WHAT IS BEING ASKED:
Those lines of the records that contain "title" are to be located and copied.
Top of RECORDS PROVIDED
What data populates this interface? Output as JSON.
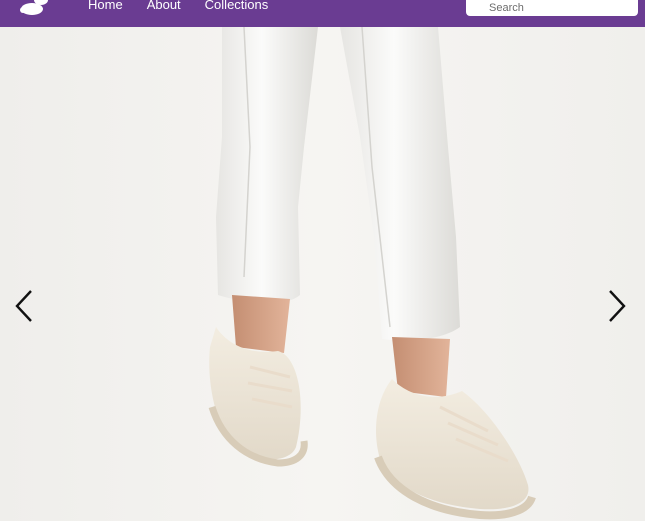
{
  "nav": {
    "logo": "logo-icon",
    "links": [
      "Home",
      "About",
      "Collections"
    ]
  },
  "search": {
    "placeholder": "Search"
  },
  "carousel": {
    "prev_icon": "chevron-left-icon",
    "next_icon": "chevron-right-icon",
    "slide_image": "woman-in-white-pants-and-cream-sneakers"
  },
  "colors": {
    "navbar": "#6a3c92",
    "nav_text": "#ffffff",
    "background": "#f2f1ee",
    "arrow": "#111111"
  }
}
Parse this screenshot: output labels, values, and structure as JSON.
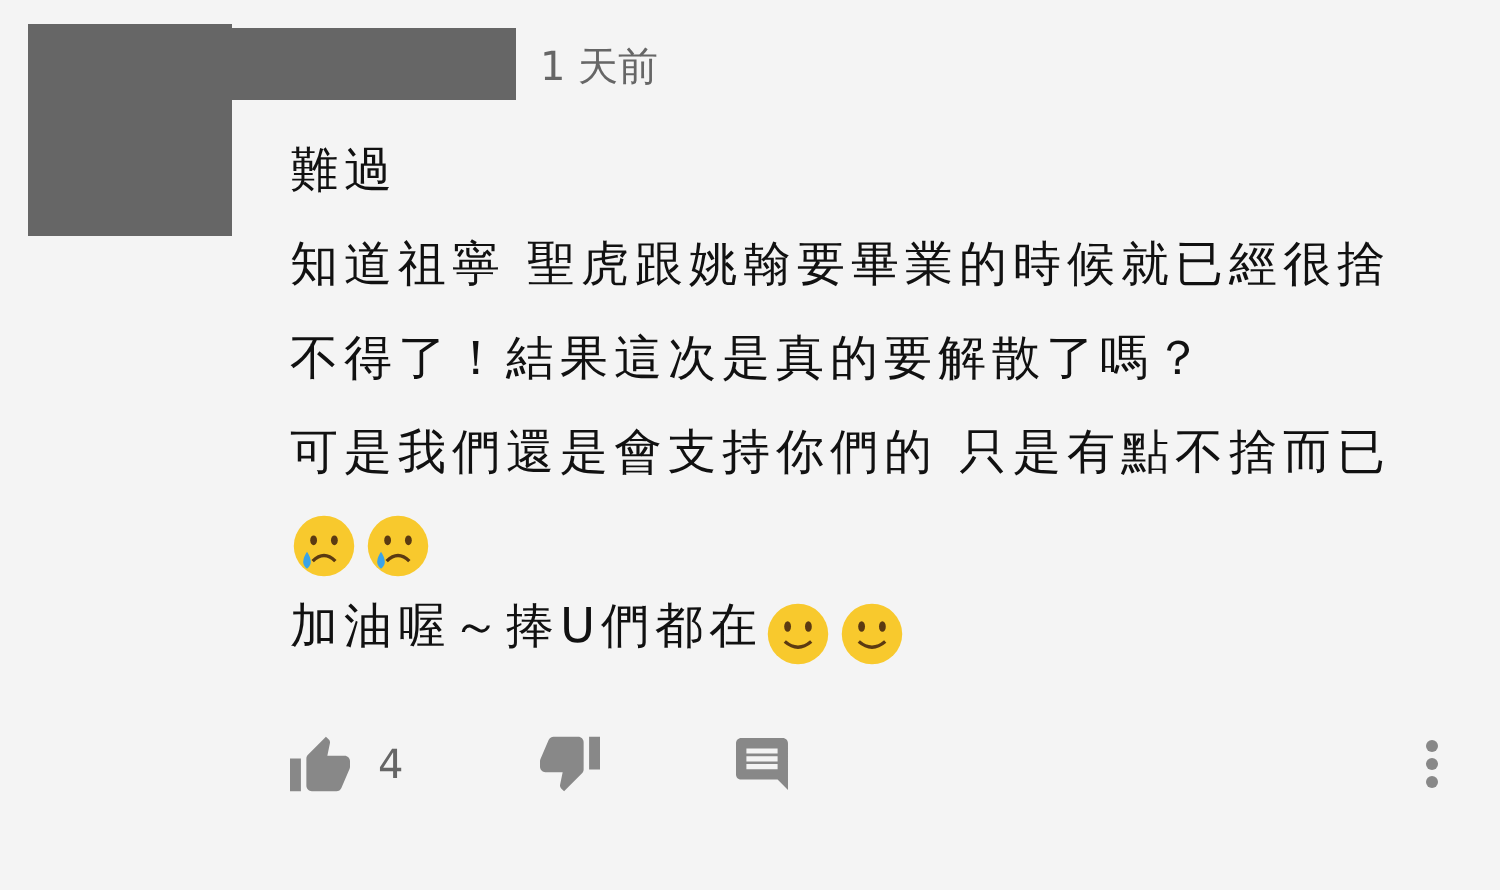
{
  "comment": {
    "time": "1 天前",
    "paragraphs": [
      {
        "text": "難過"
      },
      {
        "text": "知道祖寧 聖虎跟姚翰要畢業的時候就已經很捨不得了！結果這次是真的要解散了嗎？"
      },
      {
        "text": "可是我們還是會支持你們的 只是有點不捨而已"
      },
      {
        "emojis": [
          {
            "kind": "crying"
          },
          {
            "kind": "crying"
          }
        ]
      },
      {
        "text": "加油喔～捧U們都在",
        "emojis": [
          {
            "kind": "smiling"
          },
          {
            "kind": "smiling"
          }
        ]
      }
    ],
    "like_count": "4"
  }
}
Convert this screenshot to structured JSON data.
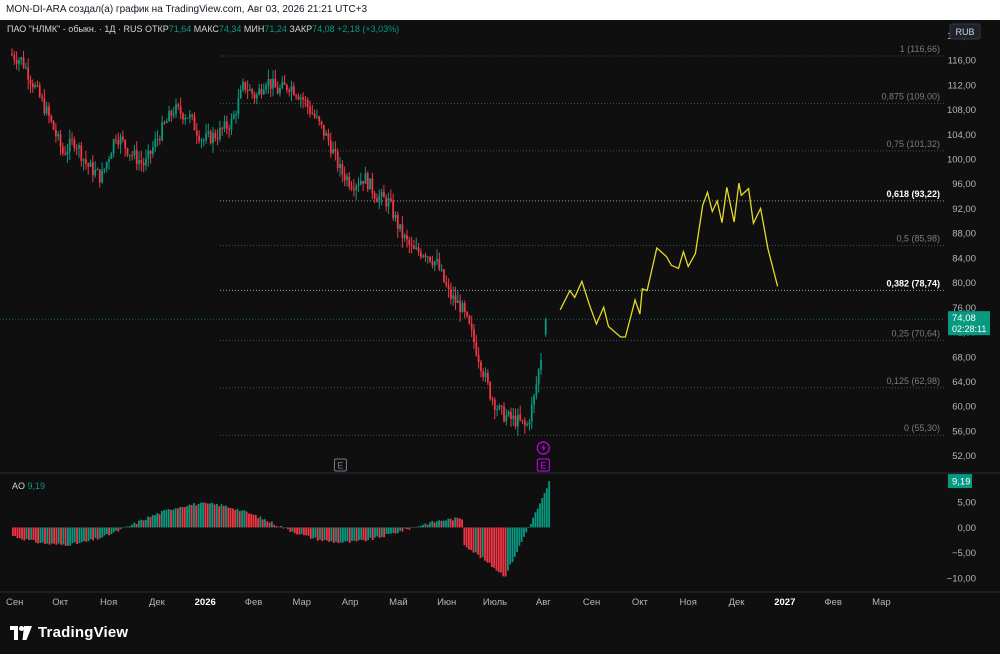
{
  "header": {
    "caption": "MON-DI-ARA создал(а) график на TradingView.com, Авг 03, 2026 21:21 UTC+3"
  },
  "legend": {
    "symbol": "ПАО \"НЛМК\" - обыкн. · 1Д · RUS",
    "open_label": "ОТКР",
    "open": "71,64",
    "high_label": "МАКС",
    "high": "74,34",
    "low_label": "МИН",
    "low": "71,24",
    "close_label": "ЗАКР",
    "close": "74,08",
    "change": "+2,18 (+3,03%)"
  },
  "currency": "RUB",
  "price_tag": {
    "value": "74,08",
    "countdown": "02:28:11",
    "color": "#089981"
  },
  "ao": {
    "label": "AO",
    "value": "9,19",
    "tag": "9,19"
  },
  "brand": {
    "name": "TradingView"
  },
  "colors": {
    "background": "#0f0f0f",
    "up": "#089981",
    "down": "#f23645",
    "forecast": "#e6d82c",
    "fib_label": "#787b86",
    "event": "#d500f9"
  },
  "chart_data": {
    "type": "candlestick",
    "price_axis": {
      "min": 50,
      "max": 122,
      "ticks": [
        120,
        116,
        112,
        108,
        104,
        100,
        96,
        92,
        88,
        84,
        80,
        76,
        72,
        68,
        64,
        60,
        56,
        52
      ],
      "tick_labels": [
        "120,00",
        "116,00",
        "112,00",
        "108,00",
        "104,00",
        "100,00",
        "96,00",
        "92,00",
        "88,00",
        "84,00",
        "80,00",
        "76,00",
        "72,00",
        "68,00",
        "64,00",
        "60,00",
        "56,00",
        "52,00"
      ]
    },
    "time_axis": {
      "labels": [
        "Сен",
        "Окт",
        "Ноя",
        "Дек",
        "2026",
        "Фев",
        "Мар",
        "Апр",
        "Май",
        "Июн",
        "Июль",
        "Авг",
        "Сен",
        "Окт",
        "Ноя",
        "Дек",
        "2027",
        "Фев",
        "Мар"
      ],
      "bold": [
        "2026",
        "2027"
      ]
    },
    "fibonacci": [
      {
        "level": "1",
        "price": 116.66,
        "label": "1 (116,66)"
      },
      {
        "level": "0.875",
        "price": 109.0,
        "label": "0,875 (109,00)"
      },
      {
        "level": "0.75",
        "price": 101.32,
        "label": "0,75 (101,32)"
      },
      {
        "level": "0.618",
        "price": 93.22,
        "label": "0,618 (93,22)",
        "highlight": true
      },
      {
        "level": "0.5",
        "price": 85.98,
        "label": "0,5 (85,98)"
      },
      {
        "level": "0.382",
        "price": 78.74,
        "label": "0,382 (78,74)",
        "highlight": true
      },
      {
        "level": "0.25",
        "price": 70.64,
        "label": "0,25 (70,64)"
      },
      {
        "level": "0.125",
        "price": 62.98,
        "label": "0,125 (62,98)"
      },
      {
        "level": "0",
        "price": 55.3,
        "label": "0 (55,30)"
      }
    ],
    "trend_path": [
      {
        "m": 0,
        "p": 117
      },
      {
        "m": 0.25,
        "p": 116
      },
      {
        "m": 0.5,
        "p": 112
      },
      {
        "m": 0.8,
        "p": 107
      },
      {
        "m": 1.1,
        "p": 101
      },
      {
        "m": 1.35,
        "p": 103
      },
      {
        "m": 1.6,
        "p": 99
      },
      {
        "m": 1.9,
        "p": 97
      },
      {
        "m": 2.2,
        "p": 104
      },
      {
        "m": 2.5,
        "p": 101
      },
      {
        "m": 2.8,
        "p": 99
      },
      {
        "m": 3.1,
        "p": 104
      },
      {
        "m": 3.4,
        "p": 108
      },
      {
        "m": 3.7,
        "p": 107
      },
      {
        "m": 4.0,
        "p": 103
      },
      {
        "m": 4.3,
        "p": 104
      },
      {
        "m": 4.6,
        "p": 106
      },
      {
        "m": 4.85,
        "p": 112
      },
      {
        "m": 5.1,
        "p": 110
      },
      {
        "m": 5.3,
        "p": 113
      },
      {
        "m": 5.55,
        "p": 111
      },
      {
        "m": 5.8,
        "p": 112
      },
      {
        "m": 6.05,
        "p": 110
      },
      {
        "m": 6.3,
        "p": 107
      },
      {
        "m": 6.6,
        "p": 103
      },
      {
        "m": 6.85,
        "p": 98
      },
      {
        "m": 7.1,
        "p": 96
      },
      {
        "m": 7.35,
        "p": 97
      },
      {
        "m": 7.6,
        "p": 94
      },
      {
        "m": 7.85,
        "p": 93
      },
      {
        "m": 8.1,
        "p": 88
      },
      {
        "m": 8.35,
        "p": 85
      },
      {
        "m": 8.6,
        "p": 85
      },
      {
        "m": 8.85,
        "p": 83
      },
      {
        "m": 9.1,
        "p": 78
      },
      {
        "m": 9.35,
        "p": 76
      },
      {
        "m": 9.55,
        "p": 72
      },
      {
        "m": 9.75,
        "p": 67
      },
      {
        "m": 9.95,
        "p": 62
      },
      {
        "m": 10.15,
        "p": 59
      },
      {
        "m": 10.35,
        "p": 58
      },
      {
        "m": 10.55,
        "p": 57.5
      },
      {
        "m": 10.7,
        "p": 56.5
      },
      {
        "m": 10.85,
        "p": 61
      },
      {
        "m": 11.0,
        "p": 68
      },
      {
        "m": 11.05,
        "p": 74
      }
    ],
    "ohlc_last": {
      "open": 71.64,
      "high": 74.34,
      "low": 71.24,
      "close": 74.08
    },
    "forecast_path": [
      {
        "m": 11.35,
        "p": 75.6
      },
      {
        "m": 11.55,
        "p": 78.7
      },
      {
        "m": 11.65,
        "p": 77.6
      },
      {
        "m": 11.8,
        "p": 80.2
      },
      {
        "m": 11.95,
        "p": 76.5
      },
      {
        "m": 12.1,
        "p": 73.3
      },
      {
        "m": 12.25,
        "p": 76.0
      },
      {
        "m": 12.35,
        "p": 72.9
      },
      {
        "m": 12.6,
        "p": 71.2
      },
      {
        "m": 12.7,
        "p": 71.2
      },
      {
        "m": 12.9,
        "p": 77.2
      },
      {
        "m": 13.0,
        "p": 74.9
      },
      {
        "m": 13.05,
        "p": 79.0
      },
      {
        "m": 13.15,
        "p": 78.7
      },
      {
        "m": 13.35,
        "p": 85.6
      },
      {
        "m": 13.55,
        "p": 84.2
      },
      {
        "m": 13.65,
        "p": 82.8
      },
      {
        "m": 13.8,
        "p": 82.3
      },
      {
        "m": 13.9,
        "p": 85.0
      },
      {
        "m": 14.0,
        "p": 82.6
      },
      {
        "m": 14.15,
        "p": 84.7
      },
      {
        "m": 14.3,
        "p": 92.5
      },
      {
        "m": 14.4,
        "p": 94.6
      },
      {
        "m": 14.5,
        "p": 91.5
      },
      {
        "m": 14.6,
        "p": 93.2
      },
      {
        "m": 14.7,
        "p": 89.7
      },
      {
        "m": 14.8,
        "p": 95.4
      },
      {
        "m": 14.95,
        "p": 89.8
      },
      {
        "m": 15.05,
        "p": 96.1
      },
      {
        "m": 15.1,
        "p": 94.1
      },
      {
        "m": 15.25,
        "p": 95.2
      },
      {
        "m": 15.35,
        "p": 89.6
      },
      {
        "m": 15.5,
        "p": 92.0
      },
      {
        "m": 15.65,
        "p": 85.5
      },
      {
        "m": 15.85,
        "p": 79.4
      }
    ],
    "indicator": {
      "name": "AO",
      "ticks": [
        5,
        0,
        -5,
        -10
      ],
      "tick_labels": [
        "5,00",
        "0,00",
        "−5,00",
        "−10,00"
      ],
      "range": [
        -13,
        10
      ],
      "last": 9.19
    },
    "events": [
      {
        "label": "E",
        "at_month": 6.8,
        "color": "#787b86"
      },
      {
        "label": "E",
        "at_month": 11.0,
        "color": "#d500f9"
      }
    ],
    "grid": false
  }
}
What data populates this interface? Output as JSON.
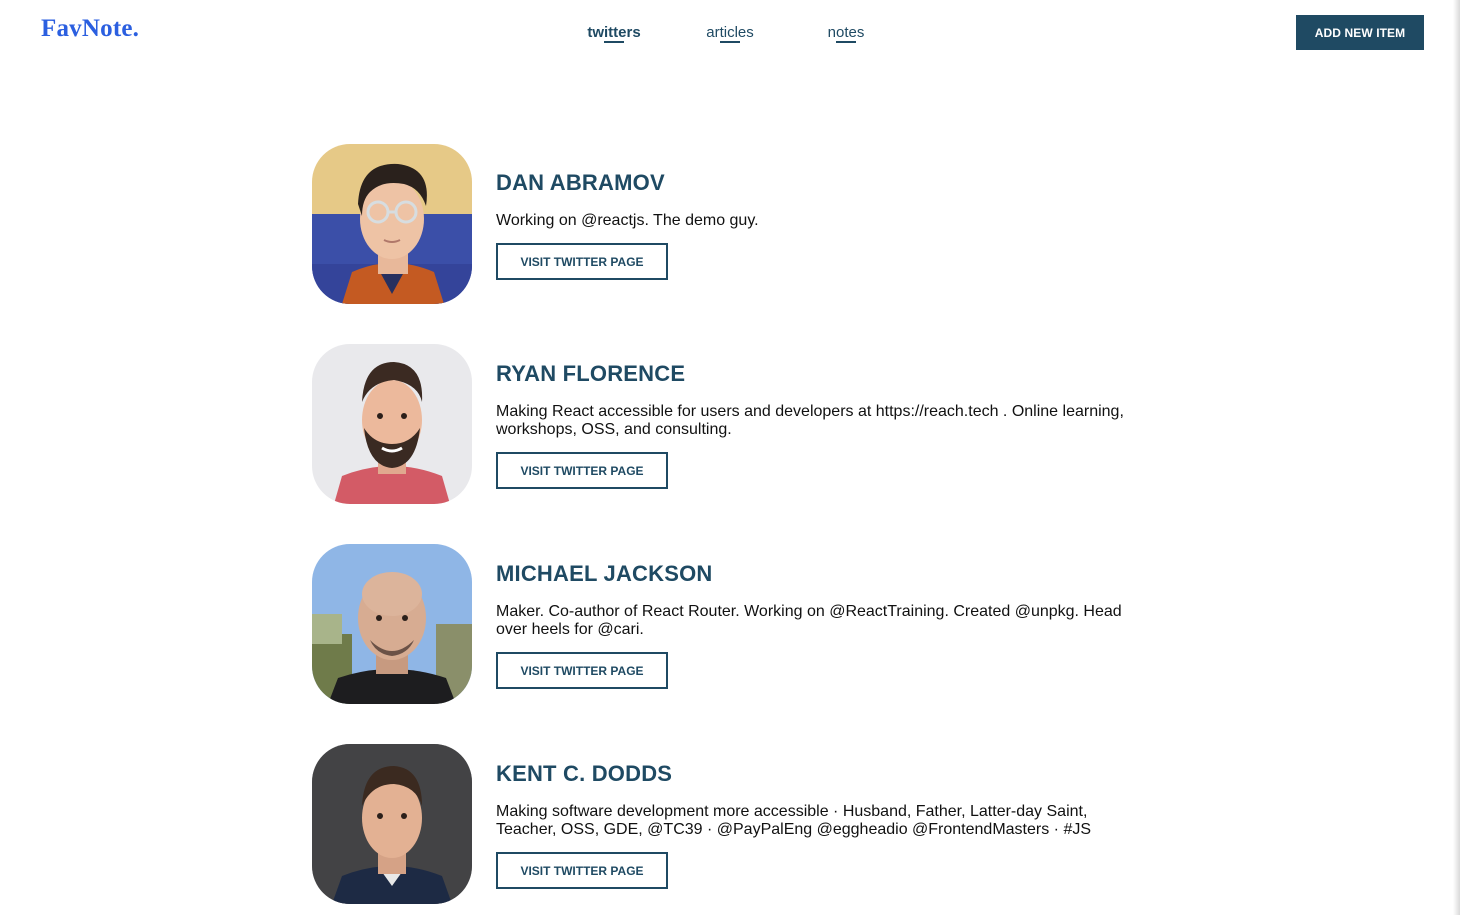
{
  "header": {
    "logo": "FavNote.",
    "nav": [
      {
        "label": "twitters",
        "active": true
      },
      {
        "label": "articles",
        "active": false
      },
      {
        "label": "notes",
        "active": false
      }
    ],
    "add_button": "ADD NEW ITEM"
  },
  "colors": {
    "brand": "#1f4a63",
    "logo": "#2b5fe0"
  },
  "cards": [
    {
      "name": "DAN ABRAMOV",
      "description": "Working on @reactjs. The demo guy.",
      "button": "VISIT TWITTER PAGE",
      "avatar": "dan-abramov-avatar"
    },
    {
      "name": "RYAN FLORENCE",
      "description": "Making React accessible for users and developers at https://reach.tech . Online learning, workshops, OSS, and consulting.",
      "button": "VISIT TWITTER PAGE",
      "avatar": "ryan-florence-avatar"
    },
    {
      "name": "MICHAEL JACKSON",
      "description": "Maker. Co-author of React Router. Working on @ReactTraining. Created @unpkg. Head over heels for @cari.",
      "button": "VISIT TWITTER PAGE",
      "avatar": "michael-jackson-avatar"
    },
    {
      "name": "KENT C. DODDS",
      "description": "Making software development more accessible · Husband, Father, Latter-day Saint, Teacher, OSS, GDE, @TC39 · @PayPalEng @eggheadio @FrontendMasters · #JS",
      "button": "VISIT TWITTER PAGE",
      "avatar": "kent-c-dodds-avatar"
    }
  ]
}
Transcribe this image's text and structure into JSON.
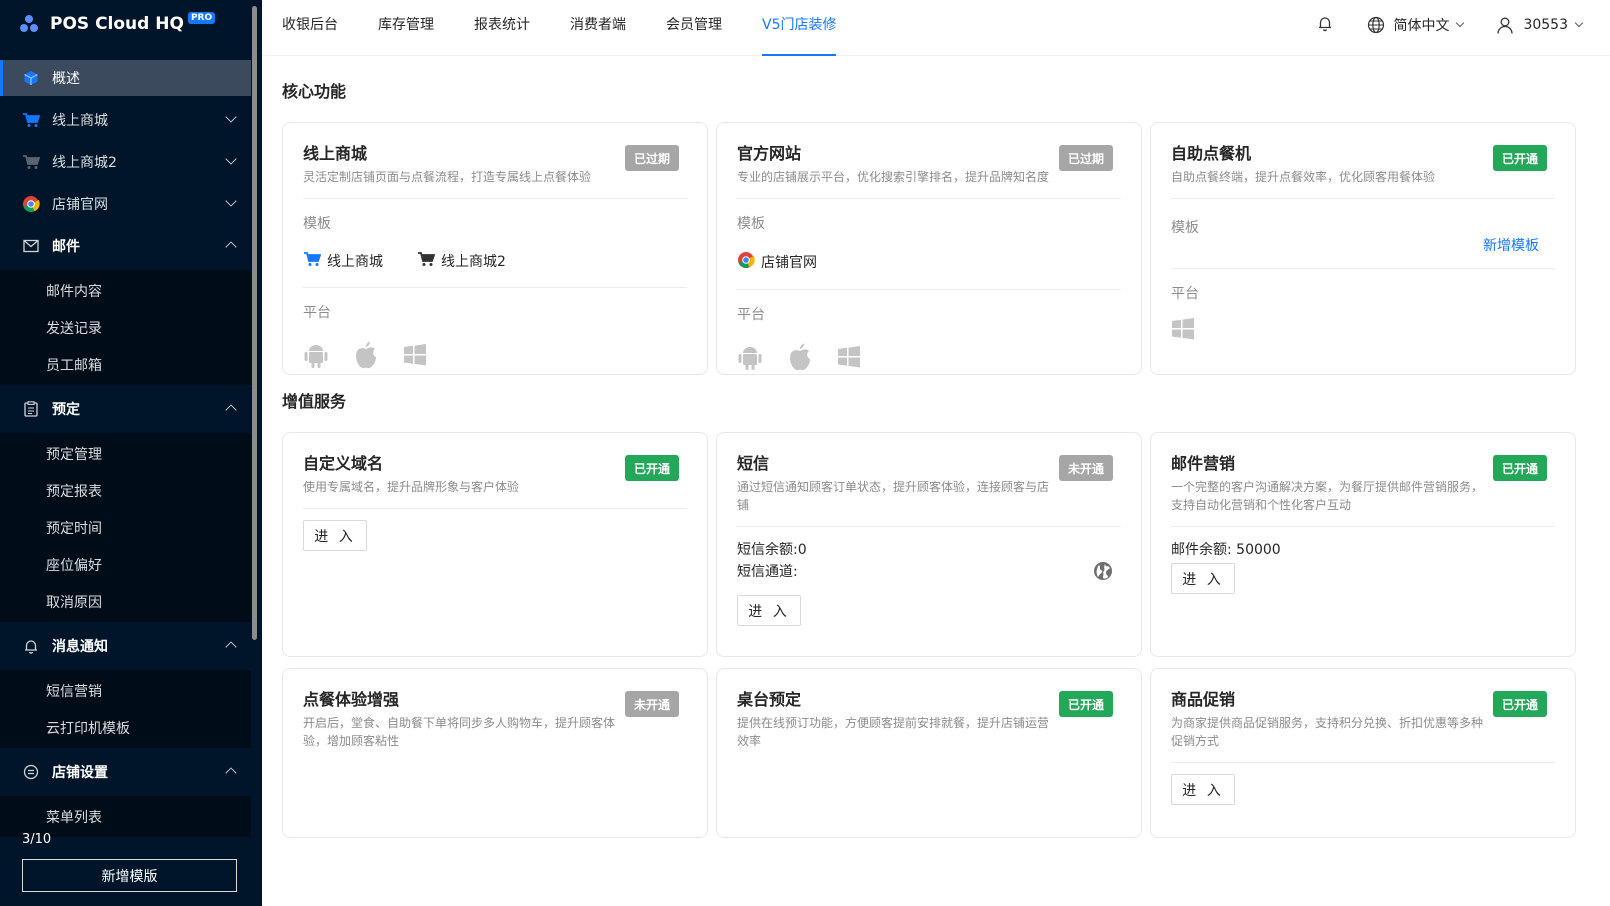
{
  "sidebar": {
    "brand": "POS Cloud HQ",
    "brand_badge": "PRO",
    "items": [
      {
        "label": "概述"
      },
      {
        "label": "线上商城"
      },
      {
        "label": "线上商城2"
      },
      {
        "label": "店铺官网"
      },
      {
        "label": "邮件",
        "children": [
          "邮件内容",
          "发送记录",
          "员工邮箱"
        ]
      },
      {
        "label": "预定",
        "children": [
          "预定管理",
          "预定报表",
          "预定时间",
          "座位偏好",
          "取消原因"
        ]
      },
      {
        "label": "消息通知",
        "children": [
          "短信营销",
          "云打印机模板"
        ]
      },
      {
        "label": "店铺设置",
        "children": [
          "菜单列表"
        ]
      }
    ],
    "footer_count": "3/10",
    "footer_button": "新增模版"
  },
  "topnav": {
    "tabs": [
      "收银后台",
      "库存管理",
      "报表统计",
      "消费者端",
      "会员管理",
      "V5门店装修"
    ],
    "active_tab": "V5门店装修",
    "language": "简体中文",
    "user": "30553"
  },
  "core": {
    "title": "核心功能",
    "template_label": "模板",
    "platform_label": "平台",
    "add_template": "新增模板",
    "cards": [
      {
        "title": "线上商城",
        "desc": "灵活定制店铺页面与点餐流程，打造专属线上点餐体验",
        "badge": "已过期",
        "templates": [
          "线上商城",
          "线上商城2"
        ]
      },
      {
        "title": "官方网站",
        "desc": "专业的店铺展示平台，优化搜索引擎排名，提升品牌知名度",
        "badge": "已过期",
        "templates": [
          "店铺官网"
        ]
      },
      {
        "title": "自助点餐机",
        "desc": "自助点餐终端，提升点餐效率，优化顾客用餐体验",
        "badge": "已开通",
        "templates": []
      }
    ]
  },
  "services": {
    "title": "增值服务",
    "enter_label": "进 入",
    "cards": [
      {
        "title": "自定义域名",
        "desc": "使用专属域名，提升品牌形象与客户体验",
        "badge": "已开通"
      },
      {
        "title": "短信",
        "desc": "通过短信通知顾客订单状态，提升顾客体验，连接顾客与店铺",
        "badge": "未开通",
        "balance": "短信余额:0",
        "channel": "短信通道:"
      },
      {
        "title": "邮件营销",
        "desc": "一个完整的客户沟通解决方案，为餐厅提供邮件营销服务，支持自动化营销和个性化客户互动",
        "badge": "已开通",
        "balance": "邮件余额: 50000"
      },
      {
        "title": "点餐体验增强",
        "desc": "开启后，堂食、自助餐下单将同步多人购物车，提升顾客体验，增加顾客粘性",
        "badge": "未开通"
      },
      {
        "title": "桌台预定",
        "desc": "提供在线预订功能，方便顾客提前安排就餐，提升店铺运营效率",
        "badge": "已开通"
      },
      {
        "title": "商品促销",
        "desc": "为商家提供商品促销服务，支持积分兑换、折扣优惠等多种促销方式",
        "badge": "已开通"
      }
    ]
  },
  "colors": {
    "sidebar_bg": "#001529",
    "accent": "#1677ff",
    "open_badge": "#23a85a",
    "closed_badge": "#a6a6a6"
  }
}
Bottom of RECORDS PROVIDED
SOLVED PROBLEM:
    "title": "核心功能",
        "title": "线上商城",
        "title": "官方网站",
        "title": "自助点餐机",
    "title": "增值服务",
        "title": "自定义域名",
        "title": "短信",
        "title": "邮件营销",
        "title": "点餐体验增强",
        "title": "桌台预定",
        "title": "商品促销",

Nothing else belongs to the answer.